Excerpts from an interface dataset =
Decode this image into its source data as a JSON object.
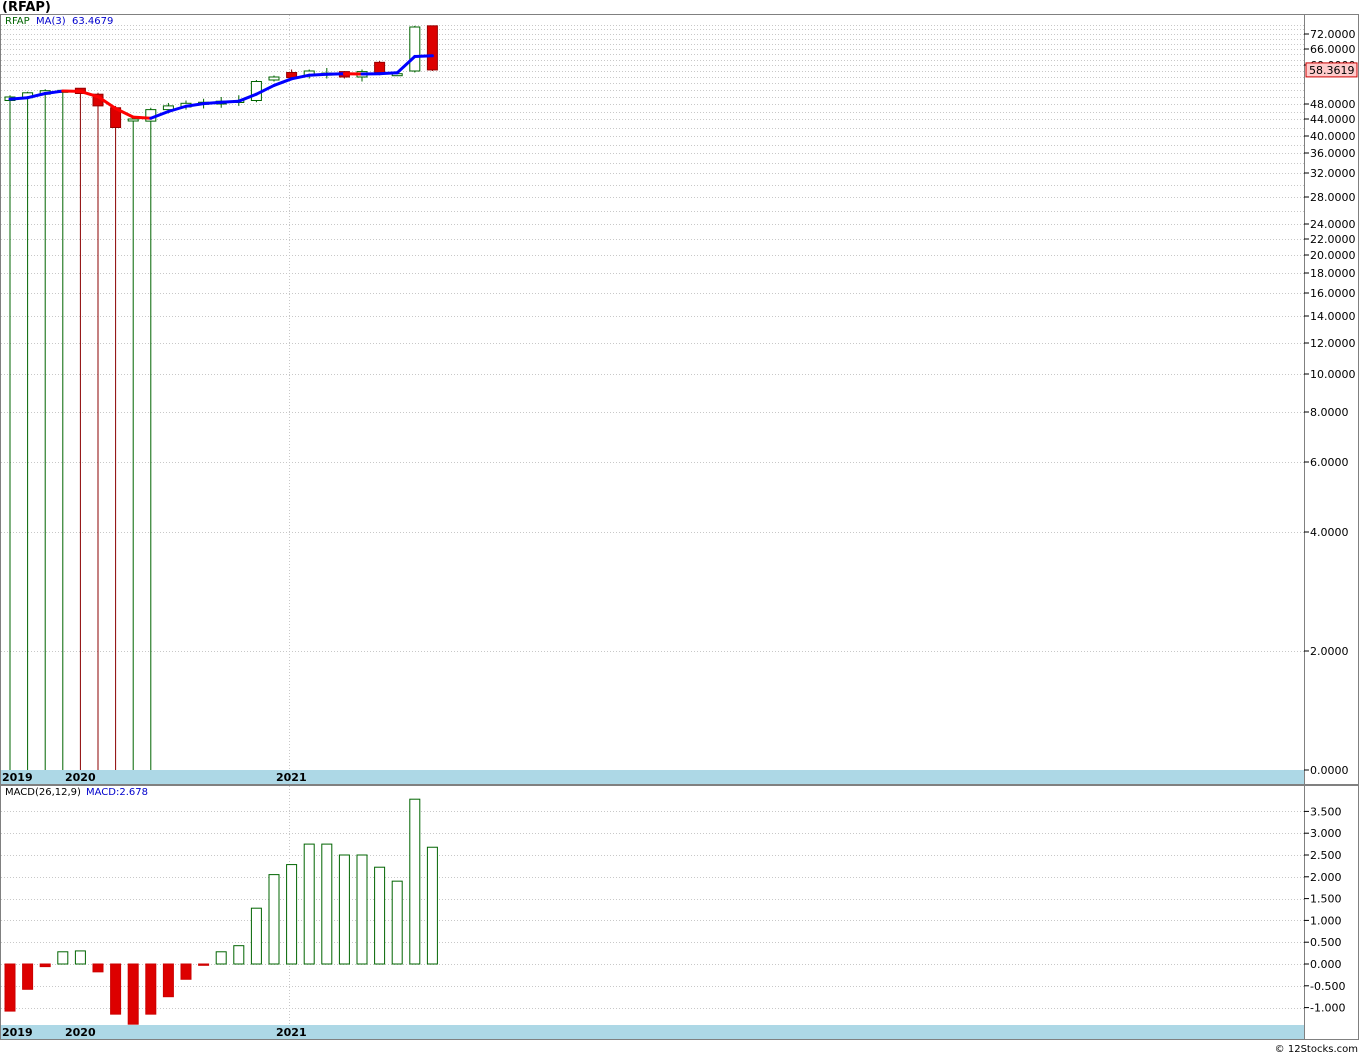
{
  "title": "(RFAP)",
  "footer": "© 12Stocks.com",
  "colors": {
    "up": "#006400",
    "down": "#dd0000",
    "downWick": "#8b0000",
    "maUp": "#0000ff",
    "maDown": "#ff0000",
    "axisBand": "#add8e6",
    "grid": "#bbbbbb",
    "lastPriceBg": "#ffcccc"
  },
  "price_panel": {
    "legend": {
      "symbol": "RFAP",
      "ma_label": "MA(3)",
      "ma_value": "63.4679"
    },
    "last_price": "58.3619",
    "y_ticks": [
      "72.0000",
      "66.0000",
      "60.0000",
      "48.0000",
      "44.0000",
      "40.0000",
      "36.0000",
      "32.0000",
      "28.0000",
      "24.0000",
      "22.0000",
      "20.0000",
      "18.0000",
      "16.0000",
      "14.0000",
      "12.0000",
      "10.0000",
      "8.0000",
      "6.0000",
      "4.0000",
      "2.0000",
      "0.0000"
    ],
    "year_labels": [
      "2019",
      "2020",
      "2021"
    ]
  },
  "macd_panel": {
    "legend": {
      "label": "MACD(26,12,9)",
      "value_label": "MACD:2.678"
    },
    "y_ticks": [
      "3.500",
      "3.000",
      "2.500",
      "2.000",
      "1.500",
      "1.000",
      "0.500",
      "0.000",
      "-0.500",
      "-1.000"
    ],
    "year_labels": [
      "2019",
      "2020",
      "2021"
    ]
  },
  "chart_data": [
    {
      "type": "candlestick",
      "title": "(RFAP)",
      "scale": "log",
      "ylim": [
        0,
        78
      ],
      "series": [
        {
          "name": "RFAP",
          "candles": [
            {
              "o": 49.0,
              "c": 50.0,
              "h": 50.5,
              "l": 0
            },
            {
              "o": 49.8,
              "c": 51.2,
              "h": 51.5,
              "l": 0
            },
            {
              "o": 50.8,
              "c": 51.8,
              "h": 52.2,
              "l": 0
            },
            {
              "o": 51.7,
              "c": 51.9,
              "h": 52.0,
              "l": 0
            },
            {
              "o": 52.5,
              "c": 51.0,
              "h": 52.5,
              "l": 0
            },
            {
              "o": 50.8,
              "c": 47.5,
              "h": 51.2,
              "l": 0
            },
            {
              "o": 47.0,
              "c": 42.0,
              "h": 47.5,
              "l": 0
            },
            {
              "o": 44.0,
              "c": 44.0,
              "h": 44.5,
              "l": 0
            },
            {
              "o": 43.5,
              "c": 46.5,
              "h": 47.0,
              "l": 0
            },
            {
              "o": 46.5,
              "c": 47.5,
              "h": 48.3,
              "l": 45.5
            },
            {
              "o": 47.2,
              "c": 48.2,
              "h": 49.0,
              "l": 46.5
            },
            {
              "o": 48.0,
              "c": 48.5,
              "h": 49.5,
              "l": 46.8
            },
            {
              "o": 48.0,
              "c": 48.8,
              "h": 50.0,
              "l": 47.0
            },
            {
              "o": 48.5,
              "c": 49.0,
              "h": 50.5,
              "l": 47.5
            },
            {
              "o": 49.0,
              "c": 54.5,
              "h": 55.0,
              "l": 48.5
            },
            {
              "o": 55.0,
              "c": 56.0,
              "h": 56.5,
              "l": 54.5
            },
            {
              "o": 57.5,
              "c": 55.8,
              "h": 58.5,
              "l": 55.5
            },
            {
              "o": 56.5,
              "c": 58.0,
              "h": 58.5,
              "l": 55.5
            },
            {
              "o": 57.0,
              "c": 57.3,
              "h": 59.0,
              "l": 55.5
            },
            {
              "o": 57.8,
              "c": 56.0,
              "h": 58.0,
              "l": 55.5
            },
            {
              "o": 56.0,
              "c": 57.8,
              "h": 58.5,
              "l": 54.5
            },
            {
              "o": 61.0,
              "c": 57.5,
              "h": 61.5,
              "l": 57.0
            },
            {
              "o": 57.0,
              "c": 57.1,
              "h": 57.5,
              "l": 56.5
            },
            {
              "o": 58.0,
              "c": 75.0,
              "h": 75.5,
              "l": 57.5
            },
            {
              "o": 75.5,
              "c": 58.36,
              "h": 75.5,
              "l": 58.0
            }
          ]
        },
        {
          "name": "MA(3)",
          "values": [
            49.4,
            49.8,
            51.0,
            51.7,
            51.6,
            50.1,
            46.8,
            44.5,
            44.2,
            46.0,
            47.4,
            48.1,
            48.5,
            48.8,
            50.8,
            53.3,
            55.4,
            56.6,
            56.9,
            57.1,
            57.0,
            57.1,
            57.4,
            63.2,
            63.4679
          ]
        }
      ]
    },
    {
      "type": "bar",
      "title": "MACD(26,12,9)",
      "ylim": [
        -1.4,
        3.9
      ],
      "series": [
        {
          "name": "MACD",
          "values": [
            -1.08,
            -0.58,
            -0.06,
            0.28,
            0.3,
            -0.18,
            -1.15,
            -1.38,
            -1.15,
            -0.75,
            -0.35,
            -0.03,
            0.28,
            0.42,
            1.28,
            2.05,
            2.28,
            2.75,
            2.75,
            2.5,
            2.5,
            2.22,
            1.9,
            3.78,
            2.678
          ]
        }
      ]
    }
  ]
}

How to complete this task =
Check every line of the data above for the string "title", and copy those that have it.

Output for this task =
  "title": "(RFAP)",
      "title": "(RFAP)",
      "title": "MACD(26,12,9)",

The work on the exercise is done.